* Data for processing *

◇ ◇ ◇ ◇ ◇ ◇ ◇

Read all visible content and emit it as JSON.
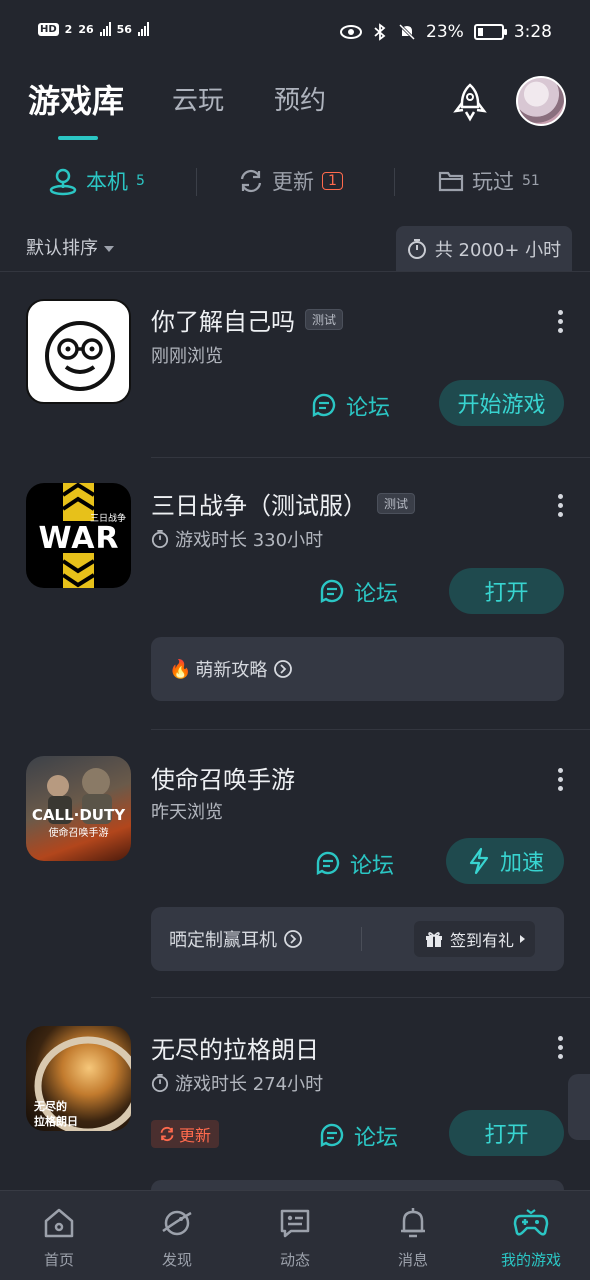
{
  "status": {
    "network_label": "HD",
    "network_sub": "2",
    "sig1": "26",
    "sig2": "56",
    "battery_pct": "23%",
    "time": "3:28",
    "battery_level": 0.23
  },
  "topnav": {
    "tabs": [
      {
        "label": "游戏库",
        "active": true
      },
      {
        "label": "云玩",
        "active": false
      },
      {
        "label": "预约",
        "active": false
      }
    ],
    "rocket_icon": "rocket-icon",
    "avatar_icon": "avatar"
  },
  "subtabs": [
    {
      "label": "本机",
      "count": "5",
      "icon": "location-icon"
    },
    {
      "label": "更新",
      "count": "1",
      "icon": "refresh-icon"
    },
    {
      "label": "玩过",
      "count": "51",
      "icon": "folder-icon"
    }
  ],
  "sort": {
    "label": "默认排序",
    "hours": "共 2000+ 小时"
  },
  "games": [
    {
      "title": "你了解自己吗",
      "tag": "测试",
      "sub": "刚刚浏览",
      "forum": "论坛",
      "action": "开始游戏"
    },
    {
      "title": "三日战争（测试服）",
      "tag": "测试",
      "sub": "游戏时长 330小时",
      "forum": "论坛",
      "action": "打开",
      "extra": "萌新攻略",
      "icon_text": "三日战争",
      "icon_war": "WAR"
    },
    {
      "title": "使命召唤手游",
      "sub": "昨天浏览",
      "forum": "论坛",
      "action": "加速",
      "extra": "晒定制赢耳机",
      "extra_right": "签到有礼",
      "icon_text1": "CALL·DUTY",
      "icon_text2": "使命召唤手游"
    },
    {
      "title": "无尽的拉格朗日",
      "sub": "游戏时长 274小时",
      "forum": "论坛",
      "action": "打开",
      "update_badge": "更新",
      "icon_text1": "无尽的",
      "icon_text2": "拉格朗日"
    }
  ],
  "bottomnav": [
    {
      "label": "首页",
      "icon": "home-icon"
    },
    {
      "label": "发现",
      "icon": "planet-icon"
    },
    {
      "label": "动态",
      "icon": "message-icon"
    },
    {
      "label": "消息",
      "icon": "bell-icon"
    },
    {
      "label": "我的游戏",
      "icon": "gamepad-icon",
      "active": true
    }
  ],
  "colors": {
    "accent": "#2bc6c4",
    "background": "#23262e",
    "alert": "#ff6a4d"
  }
}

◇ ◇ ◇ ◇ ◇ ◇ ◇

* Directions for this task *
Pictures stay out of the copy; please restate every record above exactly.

* Written solution *
Read all visible content and emit it as JSON.
{
  "status": {
    "network_label": "HD",
    "network_sub": "2",
    "sig1": "26",
    "sig2": "56",
    "battery_pct": "23%",
    "time": "3:28",
    "battery_level": 0.23
  },
  "topnav": {
    "tabs": [
      {
        "label": "游戏库",
        "active": true
      },
      {
        "label": "云玩",
        "active": false
      },
      {
        "label": "预约",
        "active": false
      }
    ],
    "rocket_icon": "rocket-icon",
    "avatar_icon": "avatar"
  },
  "subtabs": [
    {
      "label": "本机",
      "count": "5",
      "icon": "location-icon"
    },
    {
      "label": "更新",
      "count": "1",
      "icon": "refresh-icon"
    },
    {
      "label": "玩过",
      "count": "51",
      "icon": "folder-icon"
    }
  ],
  "sort": {
    "label": "默认排序",
    "hours": "共 2000+ 小时"
  },
  "games": [
    {
      "title": "你了解自己吗",
      "tag": "测试",
      "sub": "刚刚浏览",
      "forum": "论坛",
      "action": "开始游戏"
    },
    {
      "title": "三日战争（测试服）",
      "tag": "测试",
      "sub": "游戏时长 330小时",
      "forum": "论坛",
      "action": "打开",
      "extra": "萌新攻略",
      "icon_text": "三日战争",
      "icon_war": "WAR"
    },
    {
      "title": "使命召唤手游",
      "sub": "昨天浏览",
      "forum": "论坛",
      "action": "加速",
      "extra": "晒定制赢耳机",
      "extra_right": "签到有礼",
      "icon_text1": "CALL·DUTY",
      "icon_text2": "使命召唤手游"
    },
    {
      "title": "无尽的拉格朗日",
      "sub": "游戏时长 274小时",
      "forum": "论坛",
      "action": "打开",
      "update_badge": "更新",
      "icon_text1": "无尽的",
      "icon_text2": "拉格朗日"
    }
  ],
  "bottomnav": [
    {
      "label": "首页",
      "icon": "home-icon"
    },
    {
      "label": "发现",
      "icon": "planet-icon"
    },
    {
      "label": "动态",
      "icon": "message-icon"
    },
    {
      "label": "消息",
      "icon": "bell-icon"
    },
    {
      "label": "我的游戏",
      "icon": "gamepad-icon",
      "active": true
    }
  ],
  "colors": {
    "accent": "#2bc6c4",
    "background": "#23262e",
    "alert": "#ff6a4d"
  }
}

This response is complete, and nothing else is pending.